A letter from a former COCC President
COCC President from 1967 to 1990
Relations between the Broadside, the Student Government and COCC administrators have been under discussion recently and I was very pleased to see recent actions fit neatly with my concept that most college students are mature and thoughtful human beings and COCC is a place of reason and good judgement. These thoughts brought back to mind student leadership which took place during my tenure as President (1967-1990) and much earlier to the beginning of COCC in 1949.
In a recent tour of COCC I observed that the campus was teeming with students. Cars were parked in every conceivable nook and new buildings were going up on a number of sites. In 1949-1955 things were not so rosy. Don Pence, the first president of the college wrote at length about those tremulous days in COCC History – Part 1- 1949-1967.

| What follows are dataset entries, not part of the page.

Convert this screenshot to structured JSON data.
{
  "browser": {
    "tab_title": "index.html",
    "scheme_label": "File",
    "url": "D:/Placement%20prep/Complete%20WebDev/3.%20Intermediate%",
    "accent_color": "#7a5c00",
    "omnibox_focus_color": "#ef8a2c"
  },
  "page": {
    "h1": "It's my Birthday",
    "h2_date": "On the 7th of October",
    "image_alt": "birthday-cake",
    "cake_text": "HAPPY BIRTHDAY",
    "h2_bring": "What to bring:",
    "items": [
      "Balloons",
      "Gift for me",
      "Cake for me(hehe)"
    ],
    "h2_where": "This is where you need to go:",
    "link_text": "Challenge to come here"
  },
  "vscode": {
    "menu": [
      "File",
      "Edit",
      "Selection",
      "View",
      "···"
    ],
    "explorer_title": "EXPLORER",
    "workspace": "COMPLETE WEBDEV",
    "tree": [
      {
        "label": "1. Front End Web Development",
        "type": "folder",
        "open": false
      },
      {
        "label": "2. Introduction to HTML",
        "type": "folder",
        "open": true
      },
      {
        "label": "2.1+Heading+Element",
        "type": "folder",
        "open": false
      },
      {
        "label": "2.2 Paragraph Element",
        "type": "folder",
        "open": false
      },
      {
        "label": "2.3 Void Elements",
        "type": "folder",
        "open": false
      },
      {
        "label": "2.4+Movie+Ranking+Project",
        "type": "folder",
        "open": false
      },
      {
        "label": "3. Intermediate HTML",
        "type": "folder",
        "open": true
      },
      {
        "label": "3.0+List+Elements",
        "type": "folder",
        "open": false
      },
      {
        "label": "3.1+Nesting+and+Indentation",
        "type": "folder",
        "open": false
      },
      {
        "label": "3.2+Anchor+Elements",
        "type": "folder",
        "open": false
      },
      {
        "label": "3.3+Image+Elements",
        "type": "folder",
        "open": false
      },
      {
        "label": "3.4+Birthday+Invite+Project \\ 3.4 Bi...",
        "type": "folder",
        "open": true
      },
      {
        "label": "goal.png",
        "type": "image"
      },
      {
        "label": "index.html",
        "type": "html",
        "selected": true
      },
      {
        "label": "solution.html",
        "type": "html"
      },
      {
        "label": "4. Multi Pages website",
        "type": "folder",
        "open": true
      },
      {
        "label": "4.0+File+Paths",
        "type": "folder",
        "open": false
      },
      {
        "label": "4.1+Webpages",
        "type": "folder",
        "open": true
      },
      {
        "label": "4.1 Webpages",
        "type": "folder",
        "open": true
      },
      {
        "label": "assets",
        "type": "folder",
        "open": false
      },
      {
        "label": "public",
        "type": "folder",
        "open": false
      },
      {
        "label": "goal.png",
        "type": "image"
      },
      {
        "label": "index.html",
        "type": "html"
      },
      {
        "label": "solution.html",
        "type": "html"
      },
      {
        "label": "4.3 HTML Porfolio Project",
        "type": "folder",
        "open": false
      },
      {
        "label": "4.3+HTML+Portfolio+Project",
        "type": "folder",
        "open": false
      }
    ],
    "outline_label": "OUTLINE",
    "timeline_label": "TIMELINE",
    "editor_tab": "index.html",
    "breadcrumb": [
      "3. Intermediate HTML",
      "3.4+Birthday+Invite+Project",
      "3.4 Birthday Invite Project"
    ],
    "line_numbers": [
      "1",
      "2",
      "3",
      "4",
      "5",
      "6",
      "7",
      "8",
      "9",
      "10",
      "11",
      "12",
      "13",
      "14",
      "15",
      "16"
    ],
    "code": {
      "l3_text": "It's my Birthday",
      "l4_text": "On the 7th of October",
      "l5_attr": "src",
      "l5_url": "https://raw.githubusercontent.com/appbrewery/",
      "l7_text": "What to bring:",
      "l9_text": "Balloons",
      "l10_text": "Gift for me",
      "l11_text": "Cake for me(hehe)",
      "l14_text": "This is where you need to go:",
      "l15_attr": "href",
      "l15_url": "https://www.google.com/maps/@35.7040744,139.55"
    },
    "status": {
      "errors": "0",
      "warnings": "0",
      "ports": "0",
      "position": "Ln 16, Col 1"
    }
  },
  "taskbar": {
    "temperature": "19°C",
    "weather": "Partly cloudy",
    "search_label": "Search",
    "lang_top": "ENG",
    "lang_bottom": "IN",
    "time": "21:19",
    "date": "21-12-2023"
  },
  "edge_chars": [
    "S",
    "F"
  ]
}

“A momentous decision was reached in 1950 whether the less than fledgling Center (College) should be allowed to continue or be terminated.” The enrollment of 1949-50 was 150 fall term with 28 of these full time. The cost per student for the first year was $89.” In September of 1952, as reported in the Bulletin,” Enrollment in Central Oregon College may reach the 100 mark before the registration deadline. Pence further stated that 60 students had enrolled the previous fall and only four were full time college students taking courses for transfer credit: where 13 have signed up for regular college programs this year”. However, is spite of this apparently small enrollment, Pence had great hope for the future . He wrote, “I would recommend, in the light of my studies and the general trend of educational concepts and recent legislation relative to community colleges across the nation, that this college be kept in operation and that those in charge be increasingly cognizant of the modern concept of the function of a community college.”
In 1952 the College had provided few means for student participation in the affairs of the college. As examples, students had no student government and no newpaper. Students were to become very instrumental in bringing both of these activities to fruition.
Again from the 1949-1967 history: “In the fall of 1953 a young woman from the Bear Creek country East of Bend enrolled in the college. She was a very brilliant girl and had spent most of her earlier years in private academies.
June Scott was destined to make a great contribution to the development of the college. June’s initial interest was nuclear physics but she soon became interested in journalism and worked with her English instructor Mr. Robert Tuttle to create the first college newspaper. The students in a naming contest, named the newspaper ‘The Broadside’ after a one-side news sheet from the colonial times and that has been its name ever since. The first edition came out Oct. 15, 1953 and was named Nov. 2, 1953. Before the year was out the paper had grown to four pages and was printed outside the college. With a means of getting information out to students the pressure was on to form a student government…Just as June Scott had arisen to the challenge of promoting and developing a school newspaper, another student Fred Stenkamp rose out of the ranks to push for student government. Fred was a Korean veteran and university drop out who was pulling lumber on the green chain at Lundgren’s saw mill in Bend. Fred became interested and eventually after shepherding a new constitution through for the student body, became the first student body president. Fred was to be an honor student, a Fulbright scholar , a Ph.D. fromU.C. Berkley and from Rhenish Fredrick William University in Germany. For many years Dr. Fred Stenkamp served as Professor of History at the University of Michigan.
These are just two examples of the importance of individual students to the growth of COCC. Many similar student leaders came to the fore in later years.
Who is Fred Boyle?
‘COCC’s Board announced the selection of Dr. Frederick H. Boyle as President, on Aug. 4, 1967. Boyle was previously the dean of instruction at Rockingham Community College in Wentworth, North Carolina.
When he began at COCC, there were less than 800 students enrolled and only seven buildings on campus. When he left, there were nearly 3,000 students and ten additional buildings. During his years at COCC, Boyle also established the College, Student and Instructional Affairs committees.
Information courtesy of “Blazing a Trail: The 50-year History of COCC” by Frank X. Fiedler.